__THE PROBLEM__
Copy out the listing that follows, exactly, without its pictures.

__EXERCISE DATA__

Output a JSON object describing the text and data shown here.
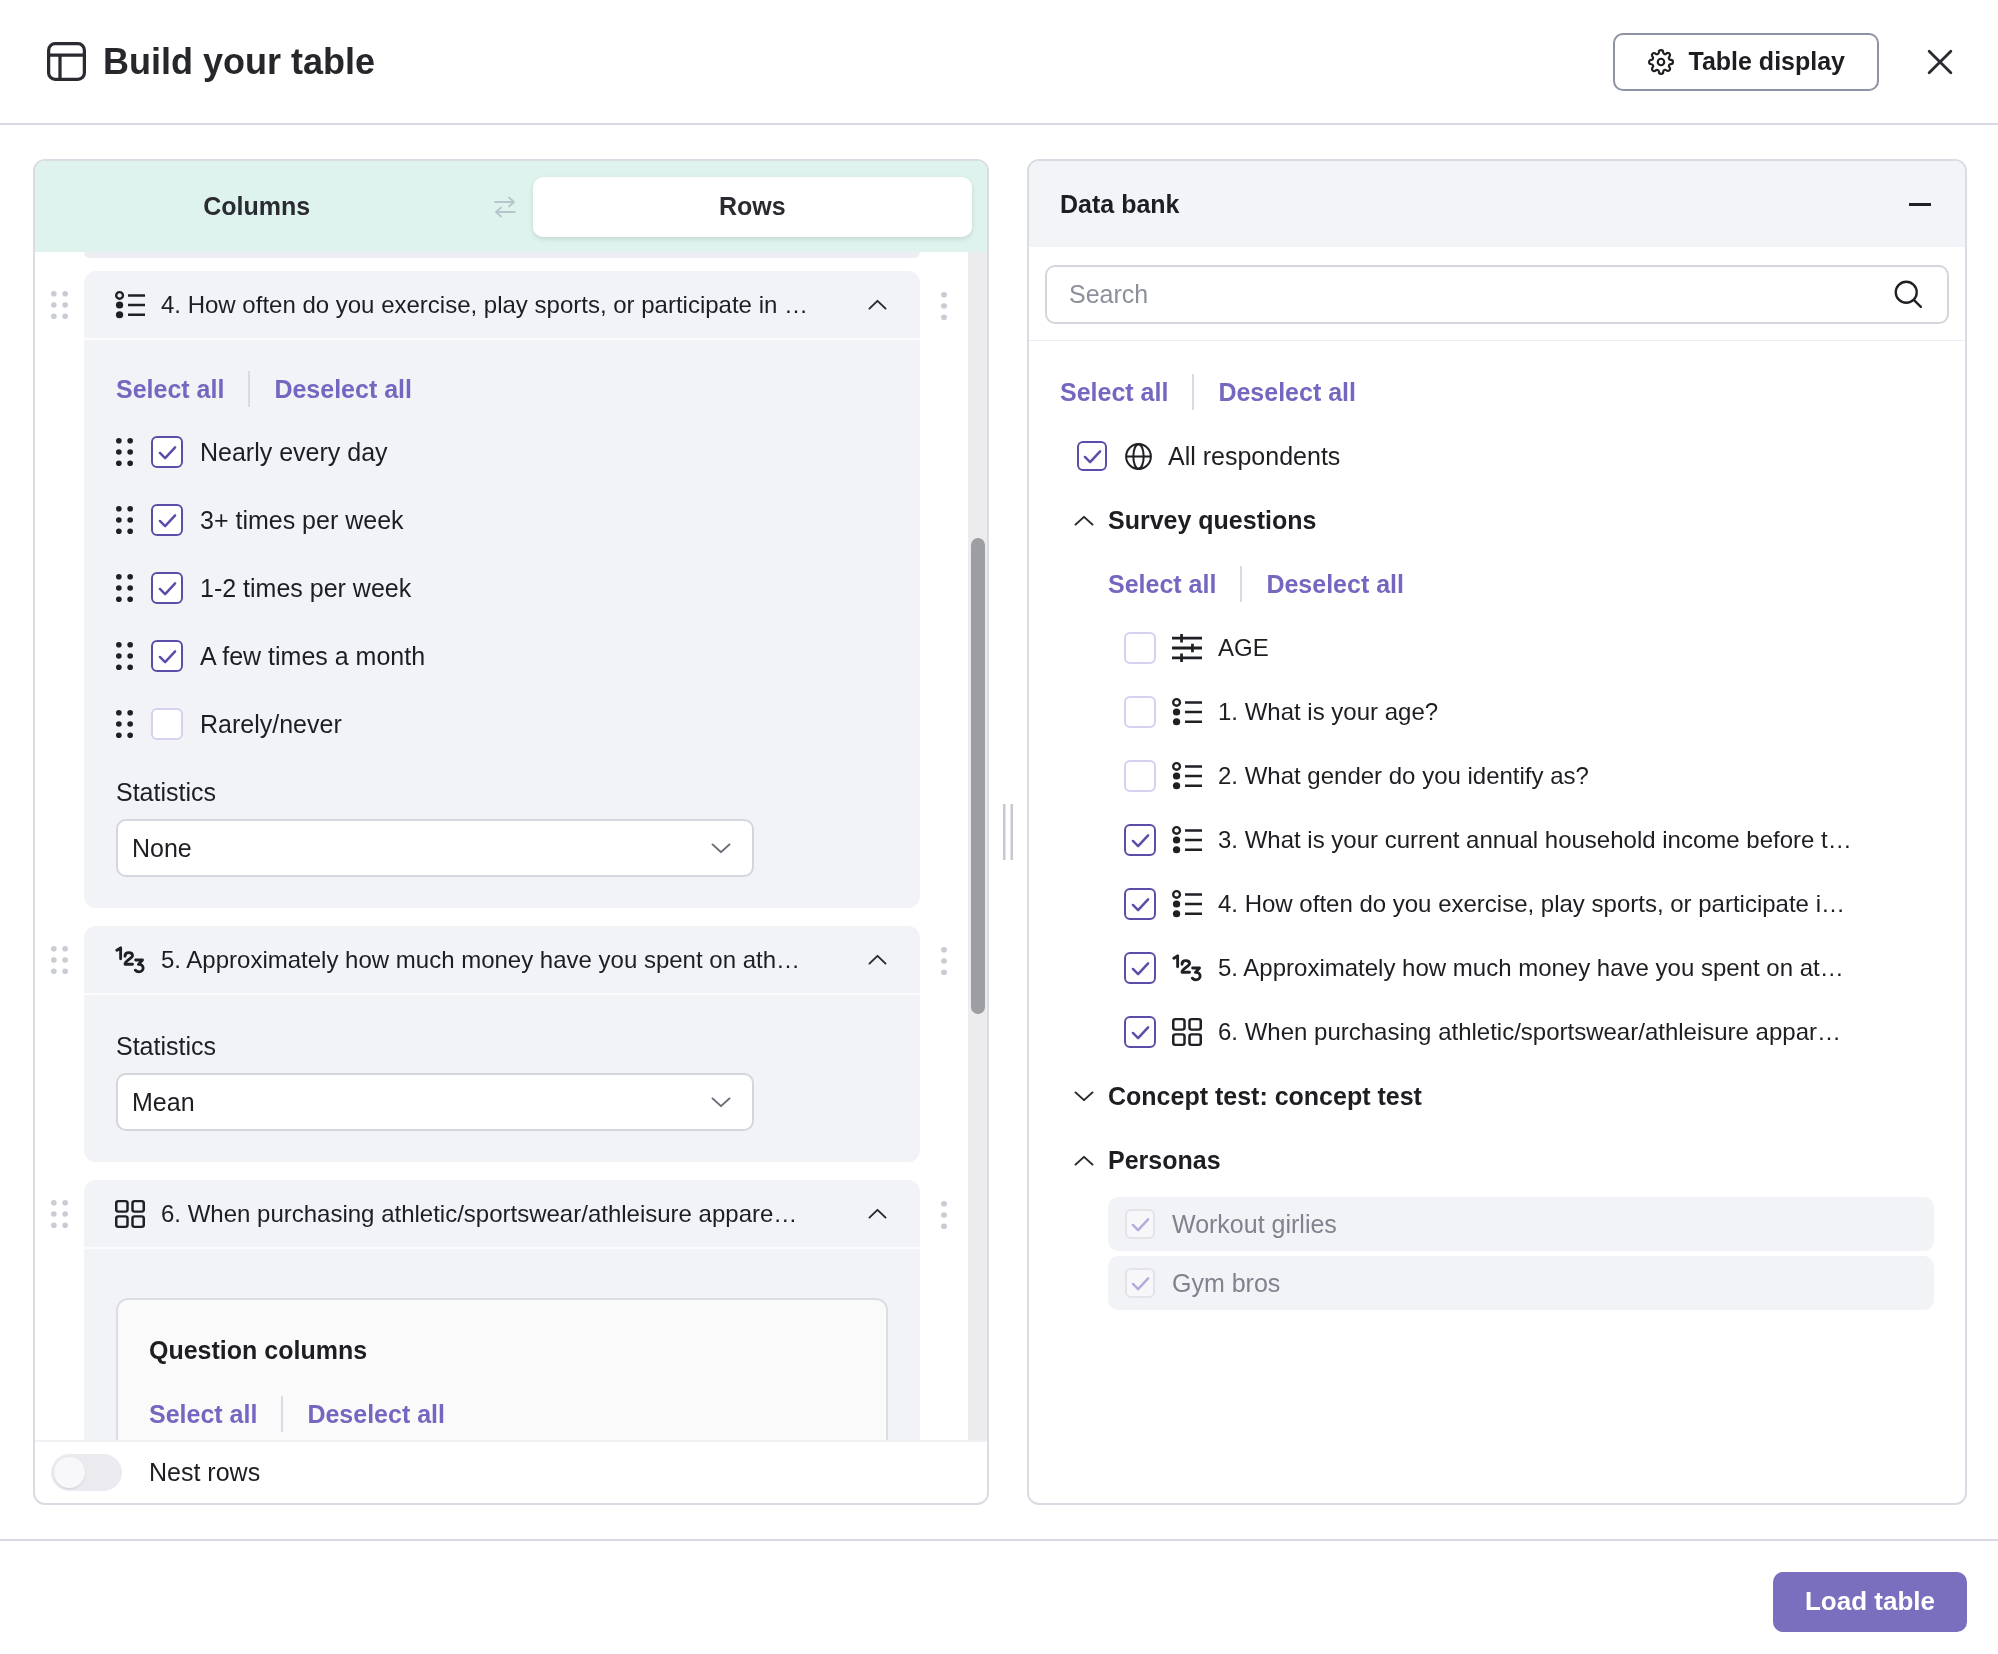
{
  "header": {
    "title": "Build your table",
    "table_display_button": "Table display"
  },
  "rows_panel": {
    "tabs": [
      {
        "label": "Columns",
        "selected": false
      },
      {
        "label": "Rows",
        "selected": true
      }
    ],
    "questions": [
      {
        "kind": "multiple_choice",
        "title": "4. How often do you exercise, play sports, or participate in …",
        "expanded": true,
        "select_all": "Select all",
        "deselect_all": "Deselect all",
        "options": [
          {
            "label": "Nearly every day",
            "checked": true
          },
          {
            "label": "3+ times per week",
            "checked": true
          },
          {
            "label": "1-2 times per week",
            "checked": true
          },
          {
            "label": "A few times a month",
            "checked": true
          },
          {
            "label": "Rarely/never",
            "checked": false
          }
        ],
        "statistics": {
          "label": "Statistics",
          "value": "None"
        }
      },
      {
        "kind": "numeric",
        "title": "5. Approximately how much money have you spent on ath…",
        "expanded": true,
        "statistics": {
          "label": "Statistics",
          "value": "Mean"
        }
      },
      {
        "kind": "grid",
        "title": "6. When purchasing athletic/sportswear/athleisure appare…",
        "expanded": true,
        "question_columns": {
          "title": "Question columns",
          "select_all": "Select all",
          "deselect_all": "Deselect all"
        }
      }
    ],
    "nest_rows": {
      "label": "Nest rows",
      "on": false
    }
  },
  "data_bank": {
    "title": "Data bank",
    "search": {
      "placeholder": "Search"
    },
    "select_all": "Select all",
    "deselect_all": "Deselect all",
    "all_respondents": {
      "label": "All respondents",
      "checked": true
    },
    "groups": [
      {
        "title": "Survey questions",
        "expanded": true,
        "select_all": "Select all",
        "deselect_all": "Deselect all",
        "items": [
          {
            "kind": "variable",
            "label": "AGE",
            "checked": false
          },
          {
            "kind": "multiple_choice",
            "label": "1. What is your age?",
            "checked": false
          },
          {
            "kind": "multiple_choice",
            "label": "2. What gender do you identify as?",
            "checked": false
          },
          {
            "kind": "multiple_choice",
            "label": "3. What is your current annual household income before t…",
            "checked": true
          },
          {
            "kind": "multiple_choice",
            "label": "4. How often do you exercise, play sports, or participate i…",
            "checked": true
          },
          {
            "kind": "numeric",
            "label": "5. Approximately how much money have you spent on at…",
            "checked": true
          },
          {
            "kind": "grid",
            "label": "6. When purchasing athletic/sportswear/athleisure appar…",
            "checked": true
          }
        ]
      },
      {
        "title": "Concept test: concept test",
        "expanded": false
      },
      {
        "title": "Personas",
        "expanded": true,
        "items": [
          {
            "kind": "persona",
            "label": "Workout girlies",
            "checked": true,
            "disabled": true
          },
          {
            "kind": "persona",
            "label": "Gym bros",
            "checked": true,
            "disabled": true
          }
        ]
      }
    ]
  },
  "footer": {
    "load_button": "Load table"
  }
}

__EXPECTED OUTPUT__
Output a JSON object describing the text and data shown here.
{
  "header": {
    "title": "Build your table",
    "table_display_button": "Table display"
  },
  "rows_panel": {
    "tabs": [
      {
        "label": "Columns",
        "selected": false
      },
      {
        "label": "Rows",
        "selected": true
      }
    ],
    "questions": [
      {
        "kind": "multiple_choice",
        "title": "4. How often do you exercise, play sports, or participate in …",
        "expanded": true,
        "select_all": "Select all",
        "deselect_all": "Deselect all",
        "options": [
          {
            "label": "Nearly every day",
            "checked": true
          },
          {
            "label": "3+ times per week",
            "checked": true
          },
          {
            "label": "1-2 times per week",
            "checked": true
          },
          {
            "label": "A few times a month",
            "checked": true
          },
          {
            "label": "Rarely/never",
            "checked": false
          }
        ],
        "statistics": {
          "label": "Statistics",
          "value": "None"
        }
      },
      {
        "kind": "numeric",
        "title": "5. Approximately how much money have you spent on ath…",
        "expanded": true,
        "statistics": {
          "label": "Statistics",
          "value": "Mean"
        }
      },
      {
        "kind": "grid",
        "title": "6. When purchasing athletic/sportswear/athleisure appare…",
        "expanded": true,
        "question_columns": {
          "title": "Question columns",
          "select_all": "Select all",
          "deselect_all": "Deselect all"
        }
      }
    ],
    "nest_rows": {
      "label": "Nest rows",
      "on": false
    }
  },
  "data_bank": {
    "title": "Data bank",
    "search": {
      "placeholder": "Search"
    },
    "select_all": "Select all",
    "deselect_all": "Deselect all",
    "all_respondents": {
      "label": "All respondents",
      "checked": true
    },
    "groups": [
      {
        "title": "Survey questions",
        "expanded": true,
        "select_all": "Select all",
        "deselect_all": "Deselect all",
        "items": [
          {
            "kind": "variable",
            "label": "AGE",
            "checked": false
          },
          {
            "kind": "multiple_choice",
            "label": "1. What is your age?",
            "checked": false
          },
          {
            "kind": "multiple_choice",
            "label": "2. What gender do you identify as?",
            "checked": false
          },
          {
            "kind": "multiple_choice",
            "label": "3. What is your current annual household income before t…",
            "checked": true
          },
          {
            "kind": "multiple_choice",
            "label": "4. How often do you exercise, play sports, or participate i…",
            "checked": true
          },
          {
            "kind": "numeric",
            "label": "5. Approximately how much money have you spent on at…",
            "checked": true
          },
          {
            "kind": "grid",
            "label": "6. When purchasing athletic/sportswear/athleisure appar…",
            "checked": true
          }
        ]
      },
      {
        "title": "Concept test: concept test",
        "expanded": false
      },
      {
        "title": "Personas",
        "expanded": true,
        "items": [
          {
            "kind": "persona",
            "label": "Workout girlies",
            "checked": true,
            "disabled": true
          },
          {
            "kind": "persona",
            "label": "Gym bros",
            "checked": true,
            "disabled": true
          }
        ]
      }
    ]
  },
  "footer": {
    "load_button": "Load table"
  }
}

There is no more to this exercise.